**EXERCISE PROMPT**
In the entries that follow, how many lines contain "title"? Please reply with only the number.

**THE RECORDS**
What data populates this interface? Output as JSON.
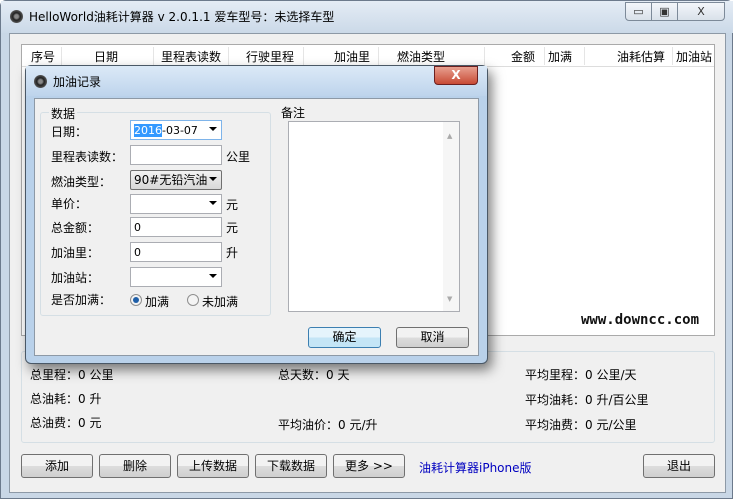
{
  "window": {
    "title": "HelloWorld油耗计算器 v 2.0.1.1  爱车型号：未选择车型",
    "minimize": "▭",
    "maximize": "▣",
    "close": "X"
  },
  "table": {
    "columns": [
      "序号",
      "日期",
      "里程表读数",
      "行驶里程",
      "加油里",
      "燃油类型",
      "金额",
      "加满",
      "油耗估算",
      "加油站"
    ]
  },
  "watermark": "www.downcc.com",
  "summary": {
    "total_distance": "总里程：0 公里",
    "total_days": "总天数：0 天",
    "avg_distance": "平均里程：0 公里/天",
    "total_fuel": "总油耗：0 升",
    "avg_fuel": "平均油耗：0 升/百公里",
    "total_cost": "总油费：0 元",
    "avg_price": "平均油价：0 元/升",
    "avg_cost": "平均油费：0 元/公里"
  },
  "buttons": {
    "add": "添加",
    "delete": "删除",
    "upload": "上传数据",
    "download": "下载数据",
    "more": "更多 >>",
    "exit": "退出"
  },
  "iphone_link": "油耗计算器iPhone版",
  "dialog": {
    "title": "加油记录",
    "close": "X",
    "group_data": "数据",
    "group_notes": "备注",
    "date_label": "日期：",
    "date_year": "2016",
    "date_rest": "-03-07",
    "odometer_label": "里程表读数：",
    "odometer_value": "",
    "odometer_unit": "公里",
    "fuel_type_label": "燃油类型：",
    "fuel_type_value": "90#无铅汽油",
    "unit_price_label": "单价：",
    "unit_price_value": "",
    "unit_price_unit": "元",
    "total_label": "总金额：",
    "total_value": "0",
    "total_unit": "元",
    "volume_label": "加油里：",
    "volume_value": "0",
    "volume_unit": "升",
    "station_label": "加油站：",
    "station_value": "",
    "full_label": "是否加满：",
    "full_option": "加满",
    "not_full_option": "未加满",
    "ok": "确定",
    "cancel": "取消"
  }
}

**RESPONSE TO THIS EXERCISE**
2